- A systematic review of time-trend observational studies was updated to summarise the population-level effect of HPV immunisation programmes on HPV-related disease.
- A systematic review of systematic reviews was undertaken to assess the safety of the HPV vaccine, as well as retrieving Irish safety data and reviewing other key narrative reviews and independent expert analyses. A systematic review was undertaken to summarise the available cost-effectiveness evidence of gender-neutral HPV vaccination.
- An economic model was adapted to the Irish setting to estimate the cost-effectiveness of different HPV vaccination strategies for the target population (12 and 13 year old boys and girls).

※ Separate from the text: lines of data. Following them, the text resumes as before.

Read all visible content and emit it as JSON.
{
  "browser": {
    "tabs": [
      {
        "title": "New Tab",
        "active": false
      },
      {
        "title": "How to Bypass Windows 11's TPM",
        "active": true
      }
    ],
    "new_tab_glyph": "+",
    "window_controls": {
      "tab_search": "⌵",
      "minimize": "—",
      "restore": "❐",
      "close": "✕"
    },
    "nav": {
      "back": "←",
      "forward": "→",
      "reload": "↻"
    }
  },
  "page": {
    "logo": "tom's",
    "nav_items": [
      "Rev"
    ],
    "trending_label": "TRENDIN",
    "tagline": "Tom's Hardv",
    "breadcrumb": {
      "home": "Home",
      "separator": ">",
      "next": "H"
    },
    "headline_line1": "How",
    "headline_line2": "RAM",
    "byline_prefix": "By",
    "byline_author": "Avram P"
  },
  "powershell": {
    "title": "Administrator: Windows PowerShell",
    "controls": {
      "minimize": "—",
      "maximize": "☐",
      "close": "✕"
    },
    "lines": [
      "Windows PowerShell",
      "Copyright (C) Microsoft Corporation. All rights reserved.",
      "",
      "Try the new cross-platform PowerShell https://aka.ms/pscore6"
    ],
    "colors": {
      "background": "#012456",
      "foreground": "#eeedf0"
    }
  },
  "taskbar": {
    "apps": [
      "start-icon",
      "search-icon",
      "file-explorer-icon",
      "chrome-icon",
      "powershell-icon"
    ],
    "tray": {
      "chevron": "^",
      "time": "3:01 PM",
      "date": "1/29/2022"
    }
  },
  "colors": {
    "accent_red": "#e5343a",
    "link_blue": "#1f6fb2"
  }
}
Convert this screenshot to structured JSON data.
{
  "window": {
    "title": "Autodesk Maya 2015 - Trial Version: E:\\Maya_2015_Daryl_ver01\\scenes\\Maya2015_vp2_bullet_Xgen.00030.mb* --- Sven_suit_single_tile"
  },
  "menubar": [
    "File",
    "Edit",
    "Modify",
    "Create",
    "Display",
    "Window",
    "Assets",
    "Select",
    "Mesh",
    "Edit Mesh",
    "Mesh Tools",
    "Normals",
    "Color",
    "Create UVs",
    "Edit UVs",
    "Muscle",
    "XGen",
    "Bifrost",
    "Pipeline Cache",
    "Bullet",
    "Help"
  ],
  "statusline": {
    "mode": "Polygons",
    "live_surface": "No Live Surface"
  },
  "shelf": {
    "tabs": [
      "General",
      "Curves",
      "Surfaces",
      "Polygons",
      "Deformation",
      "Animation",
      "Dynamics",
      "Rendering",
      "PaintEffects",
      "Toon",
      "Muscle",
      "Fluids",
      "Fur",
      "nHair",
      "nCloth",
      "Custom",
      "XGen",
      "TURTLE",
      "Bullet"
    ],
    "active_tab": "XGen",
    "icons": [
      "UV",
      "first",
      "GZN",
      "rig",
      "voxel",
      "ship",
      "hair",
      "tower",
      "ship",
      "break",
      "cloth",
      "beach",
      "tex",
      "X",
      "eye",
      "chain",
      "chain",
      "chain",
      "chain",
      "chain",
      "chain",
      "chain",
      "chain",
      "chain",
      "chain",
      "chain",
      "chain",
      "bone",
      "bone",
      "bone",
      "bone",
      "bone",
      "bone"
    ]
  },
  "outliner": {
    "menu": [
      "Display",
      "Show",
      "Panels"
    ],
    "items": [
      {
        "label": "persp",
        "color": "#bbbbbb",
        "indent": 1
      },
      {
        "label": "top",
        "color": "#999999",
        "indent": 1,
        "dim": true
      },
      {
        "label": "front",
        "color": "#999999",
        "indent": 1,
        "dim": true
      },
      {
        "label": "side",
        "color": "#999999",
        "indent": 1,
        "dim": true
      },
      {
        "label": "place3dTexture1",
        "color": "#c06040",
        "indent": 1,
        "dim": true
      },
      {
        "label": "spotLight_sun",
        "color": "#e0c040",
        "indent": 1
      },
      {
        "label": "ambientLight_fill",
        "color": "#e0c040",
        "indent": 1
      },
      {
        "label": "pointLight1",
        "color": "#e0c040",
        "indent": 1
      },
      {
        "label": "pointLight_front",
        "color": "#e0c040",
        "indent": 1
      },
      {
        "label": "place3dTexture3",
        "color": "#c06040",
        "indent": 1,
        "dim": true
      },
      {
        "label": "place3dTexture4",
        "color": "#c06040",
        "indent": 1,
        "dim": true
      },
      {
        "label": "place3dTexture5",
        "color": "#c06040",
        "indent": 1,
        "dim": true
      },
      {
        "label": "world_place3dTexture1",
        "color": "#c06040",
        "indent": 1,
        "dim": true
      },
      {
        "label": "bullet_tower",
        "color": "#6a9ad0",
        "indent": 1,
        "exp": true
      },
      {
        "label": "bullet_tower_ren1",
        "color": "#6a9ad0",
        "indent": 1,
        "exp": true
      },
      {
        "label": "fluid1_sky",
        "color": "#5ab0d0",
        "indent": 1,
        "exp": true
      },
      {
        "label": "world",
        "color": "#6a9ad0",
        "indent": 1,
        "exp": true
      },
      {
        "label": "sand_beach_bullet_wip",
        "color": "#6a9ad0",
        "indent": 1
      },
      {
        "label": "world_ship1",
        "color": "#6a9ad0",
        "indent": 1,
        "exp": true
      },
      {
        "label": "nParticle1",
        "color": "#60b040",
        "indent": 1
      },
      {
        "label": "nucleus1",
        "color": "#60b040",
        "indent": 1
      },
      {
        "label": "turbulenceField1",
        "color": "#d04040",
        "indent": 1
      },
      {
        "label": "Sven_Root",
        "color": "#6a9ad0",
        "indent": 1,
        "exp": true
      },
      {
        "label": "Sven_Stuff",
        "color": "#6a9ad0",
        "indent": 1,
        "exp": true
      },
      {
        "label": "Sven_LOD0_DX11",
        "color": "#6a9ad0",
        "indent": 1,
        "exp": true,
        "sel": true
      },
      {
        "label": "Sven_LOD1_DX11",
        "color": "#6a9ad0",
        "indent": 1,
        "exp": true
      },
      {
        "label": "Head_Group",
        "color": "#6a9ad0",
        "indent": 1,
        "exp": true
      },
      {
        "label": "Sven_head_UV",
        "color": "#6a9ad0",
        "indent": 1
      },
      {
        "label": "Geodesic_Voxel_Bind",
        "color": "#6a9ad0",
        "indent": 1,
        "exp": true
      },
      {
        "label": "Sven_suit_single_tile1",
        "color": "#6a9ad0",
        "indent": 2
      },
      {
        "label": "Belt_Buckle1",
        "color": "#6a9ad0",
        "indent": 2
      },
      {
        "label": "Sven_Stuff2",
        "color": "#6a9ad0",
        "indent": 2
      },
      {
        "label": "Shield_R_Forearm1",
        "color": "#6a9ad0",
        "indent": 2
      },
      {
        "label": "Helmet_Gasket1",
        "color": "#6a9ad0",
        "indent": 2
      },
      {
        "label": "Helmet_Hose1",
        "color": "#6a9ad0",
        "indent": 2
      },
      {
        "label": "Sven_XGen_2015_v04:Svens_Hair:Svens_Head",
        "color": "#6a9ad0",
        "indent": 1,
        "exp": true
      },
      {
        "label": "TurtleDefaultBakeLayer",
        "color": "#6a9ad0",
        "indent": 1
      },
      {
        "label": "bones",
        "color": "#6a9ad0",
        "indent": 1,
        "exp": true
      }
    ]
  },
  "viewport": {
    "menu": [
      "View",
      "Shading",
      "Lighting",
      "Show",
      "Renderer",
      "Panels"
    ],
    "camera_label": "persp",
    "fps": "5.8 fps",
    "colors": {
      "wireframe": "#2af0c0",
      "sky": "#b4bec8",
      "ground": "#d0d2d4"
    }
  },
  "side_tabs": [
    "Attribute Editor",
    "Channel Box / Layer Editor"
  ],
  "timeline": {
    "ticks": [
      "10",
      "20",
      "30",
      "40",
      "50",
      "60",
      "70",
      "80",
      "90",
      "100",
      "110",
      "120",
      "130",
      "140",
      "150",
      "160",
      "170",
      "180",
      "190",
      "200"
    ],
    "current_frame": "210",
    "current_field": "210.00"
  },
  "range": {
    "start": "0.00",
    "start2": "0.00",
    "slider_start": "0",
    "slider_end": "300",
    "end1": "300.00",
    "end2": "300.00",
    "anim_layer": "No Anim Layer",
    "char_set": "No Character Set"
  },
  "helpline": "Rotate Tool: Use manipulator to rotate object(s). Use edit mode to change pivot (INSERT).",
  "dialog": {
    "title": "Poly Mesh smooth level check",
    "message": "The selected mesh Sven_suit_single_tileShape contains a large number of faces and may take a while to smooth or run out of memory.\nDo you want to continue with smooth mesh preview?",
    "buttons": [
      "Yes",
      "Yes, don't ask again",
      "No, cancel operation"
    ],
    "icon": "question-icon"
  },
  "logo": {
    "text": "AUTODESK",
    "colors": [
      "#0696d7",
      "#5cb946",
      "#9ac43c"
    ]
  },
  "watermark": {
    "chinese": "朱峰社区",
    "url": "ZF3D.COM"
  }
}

- A budget impact analysis reporting the incremental costs associated with the proposed changes to the HPV immunisation schedule over a one and five-year time horizon was performed from the perspective of the public health and social care system.
- An analysis of the organisational, social and ethical implications was undertaken with a view to identifying broader considerations that may influence decision-making.
- The complete draft report was reviewed by the Expert Advisory Group, before being made available for public consultation, to give interested parties an opportunity to comment on the draft before it was finalised.
- A final draft of the report, including a report on the results of the public consultation, was submitted to the Board of HIQA for approval.
- Following its approval, the completed assessment was submitted to the National Immunisation Advisory Committee (NIAC), the National Immunisation Office (NIO), the Department of Health and the Minister for Health as advice, and published on the HIQA website.
Advice to the Minister for Health
- The burden of HPV-related disease is substantial in Ireland, with an average of 538 HPV-associated cancers diagnosed per year in men and women.
- A systematic review of efficacy demonstrated that HPV vaccines are highly efficacious in preventing HPV infection and its sequelae in adults. Evidence of efficacy in pre-adolescents was confirmed through immunobridging studies, whereby younger populations demonstrated a superior immune response to adults and males demonstrate a superior immune response to females.
- The high efficacy observed in clinical trials is supported by observational studies, whereby the introduction of HPV immunisation programmes has led to significant reductions in HPV-related disease on a population level.
- A large volume of evidence demonstrates the overall safety of HPV vaccines. An overview of reviews, encompassing data from over 70,000 trial participants and over 20 million individuals in observational studies, did not identify an increased rate of serious adverse events in recipients of HPV vaccines compared with placebo.
- A change to the HPV immunisation programme should include adoption of the 9-valent vaccine. A gender-neutral 9-valent programme was estimated to be more effective and more costly than the girls-only 9-valent alternative. In light of the conservative assumptions regarding price, uptake rate and exclusion of protection versus oropharyngeal cancer in the base case as well as the proposed decrease in the discount rate from 5% to 4%, it is likely that gender neutral 9-valent vaccination would be considered cost-effective at €45,000 per quality-adjusted life year (QALY).
- HPV vaccination of boys provides direct protection against HPV-related disease to boys. It also provides indirect herd protection to girls who have not been vaccinated. Other important factors to consider include the additional protection provided by a gender neutral programme to vulnerable groups (for example, men who have sex with men) and the potential to improve the resilience of the immunisation programme to fluctuations in vaccine uptake and to the movement of individuals into and out of the country.